═══ DATA FOR THIS EXERCISE

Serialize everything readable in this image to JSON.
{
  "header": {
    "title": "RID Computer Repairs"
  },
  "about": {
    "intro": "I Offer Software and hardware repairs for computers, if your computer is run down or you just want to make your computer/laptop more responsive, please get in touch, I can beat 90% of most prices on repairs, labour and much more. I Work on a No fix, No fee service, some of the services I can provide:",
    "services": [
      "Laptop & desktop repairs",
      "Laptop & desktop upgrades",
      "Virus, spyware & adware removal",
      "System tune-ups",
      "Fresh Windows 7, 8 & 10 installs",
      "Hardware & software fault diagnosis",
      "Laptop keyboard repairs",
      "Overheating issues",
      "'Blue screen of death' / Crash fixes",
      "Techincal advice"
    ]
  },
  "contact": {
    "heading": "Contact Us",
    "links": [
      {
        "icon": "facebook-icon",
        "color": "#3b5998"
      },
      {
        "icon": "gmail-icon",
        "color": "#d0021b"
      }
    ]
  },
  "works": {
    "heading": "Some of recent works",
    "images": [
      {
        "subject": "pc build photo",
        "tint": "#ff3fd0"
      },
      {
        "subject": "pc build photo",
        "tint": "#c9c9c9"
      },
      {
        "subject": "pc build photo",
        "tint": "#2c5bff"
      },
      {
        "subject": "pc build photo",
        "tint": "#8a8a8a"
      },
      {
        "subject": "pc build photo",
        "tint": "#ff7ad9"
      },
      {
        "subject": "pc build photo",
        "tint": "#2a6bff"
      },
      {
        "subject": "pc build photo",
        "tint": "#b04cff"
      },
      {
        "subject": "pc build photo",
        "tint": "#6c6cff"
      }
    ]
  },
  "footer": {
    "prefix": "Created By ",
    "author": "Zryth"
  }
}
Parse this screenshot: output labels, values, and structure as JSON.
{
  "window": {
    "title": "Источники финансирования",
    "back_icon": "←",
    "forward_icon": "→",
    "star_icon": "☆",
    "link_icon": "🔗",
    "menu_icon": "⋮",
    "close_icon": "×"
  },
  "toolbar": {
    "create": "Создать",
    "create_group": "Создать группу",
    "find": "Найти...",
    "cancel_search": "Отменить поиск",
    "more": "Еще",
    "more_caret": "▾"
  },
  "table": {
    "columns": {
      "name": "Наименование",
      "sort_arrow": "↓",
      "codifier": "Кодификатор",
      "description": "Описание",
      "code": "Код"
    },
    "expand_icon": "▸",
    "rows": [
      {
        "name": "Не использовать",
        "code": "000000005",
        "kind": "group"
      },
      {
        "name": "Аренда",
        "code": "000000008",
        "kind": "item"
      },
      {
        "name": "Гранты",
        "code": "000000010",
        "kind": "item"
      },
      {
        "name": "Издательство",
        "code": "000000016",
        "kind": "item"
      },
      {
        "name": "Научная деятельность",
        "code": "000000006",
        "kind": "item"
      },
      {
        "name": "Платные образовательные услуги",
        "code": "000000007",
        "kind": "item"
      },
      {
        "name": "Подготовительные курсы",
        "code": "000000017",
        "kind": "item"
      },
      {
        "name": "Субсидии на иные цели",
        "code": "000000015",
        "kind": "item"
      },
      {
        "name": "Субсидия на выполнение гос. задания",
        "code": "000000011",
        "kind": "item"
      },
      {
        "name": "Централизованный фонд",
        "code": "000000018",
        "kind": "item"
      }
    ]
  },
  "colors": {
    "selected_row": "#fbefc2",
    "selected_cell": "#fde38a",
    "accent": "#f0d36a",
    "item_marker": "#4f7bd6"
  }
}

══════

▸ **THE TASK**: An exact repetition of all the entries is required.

▸ **RESULT**:
Serialize everything readable in this image to JSON.
{
  "header": {
    "title": "RID Computer Repairs"
  },
  "about": {
    "intro": "I Offer Software and hardware repairs for computers, if your computer is run down or you just want to make your computer/laptop more responsive, please get in touch, I can beat 90% of most prices on repairs, labour and much more. I Work on a No fix, No fee service, some of the services I can provide:",
    "services": [
      "Laptop & desktop repairs",
      "Laptop & desktop upgrades",
      "Virus, spyware & adware removal",
      "System tune-ups",
      "Fresh Windows 7, 8 & 10 installs",
      "Hardware & software fault diagnosis",
      "Laptop keyboard repairs",
      "Overheating issues",
      "'Blue screen of death' / Crash fixes",
      "Techincal advice"
    ]
  },
  "contact": {
    "heading": "Contact Us",
    "links": [
      {
        "icon": "facebook-icon",
        "color": "#3b5998"
      },
      {
        "icon": "gmail-icon",
        "color": "#d0021b"
      }
    ]
  },
  "works": {
    "heading": "Some of recent works",
    "images": [
      {
        "subject": "pc build photo",
        "tint": "#ff3fd0"
      },
      {
        "subject": "pc build photo",
        "tint": "#c9c9c9"
      },
      {
        "subject": "pc build photo",
        "tint": "#2c5bff"
      },
      {
        "subject": "pc build photo",
        "tint": "#8a8a8a"
      },
      {
        "subject": "pc build photo",
        "tint": "#ff7ad9"
      },
      {
        "subject": "pc build photo",
        "tint": "#2a6bff"
      },
      {
        "subject": "pc build photo",
        "tint": "#b04cff"
      },
      {
        "subject": "pc build photo",
        "tint": "#6c6cff"
      }
    ]
  },
  "footer": {
    "prefix": "Created By ",
    "author": "Zryth"
  }
}
Parse this screenshot: output labels, values, and structure as JSON.
{
  "window": {
    "title": "Источники финансирования",
    "back_icon": "←",
    "forward_icon": "→",
    "star_icon": "☆",
    "link_icon": "🔗",
    "menu_icon": "⋮",
    "close_icon": "×"
  },
  "toolbar": {
    "create": "Создать",
    "create_group": "Создать группу",
    "find": "Найти...",
    "cancel_search": "Отменить поиск",
    "more": "Еще",
    "more_caret": "▾"
  },
  "table": {
    "columns": {
      "name": "Наименование",
      "sort_arrow": "↓",
      "codifier": "Кодификатор",
      "description": "Описание",
      "code": "Код"
    },
    "expand_icon": "▸",
    "rows": [
      {
        "name": "Не использовать",
        "code": "000000005",
        "kind": "group"
      },
      {
        "name": "Аренда",
        "code": "000000008",
        "kind": "item"
      },
      {
        "name": "Гранты",
        "code": "000000010",
        "kind": "item"
      },
      {
        "name": "Издательство",
        "code": "000000016",
        "kind": "item"
      },
      {
        "name": "Научная деятельность",
        "code": "000000006",
        "kind": "item"
      },
      {
        "name": "Платные образовательные услуги",
        "code": "000000007",
        "kind": "item"
      },
      {
        "name": "Подготовительные курсы",
        "code": "000000017",
        "kind": "item"
      },
      {
        "name": "Субсидии на иные цели",
        "code": "000000015",
        "kind": "item"
      },
      {
        "name": "Субсидия на выполнение гос. задания",
        "code": "000000011",
        "kind": "item"
      },
      {
        "name": "Централизованный фонд",
        "code": "000000018",
        "kind": "item"
      }
    ]
  },
  "colors": {
    "selected_row": "#fbefc2",
    "selected_cell": "#fde38a",
    "accent": "#f0d36a",
    "item_marker": "#4f7bd6"
  }
}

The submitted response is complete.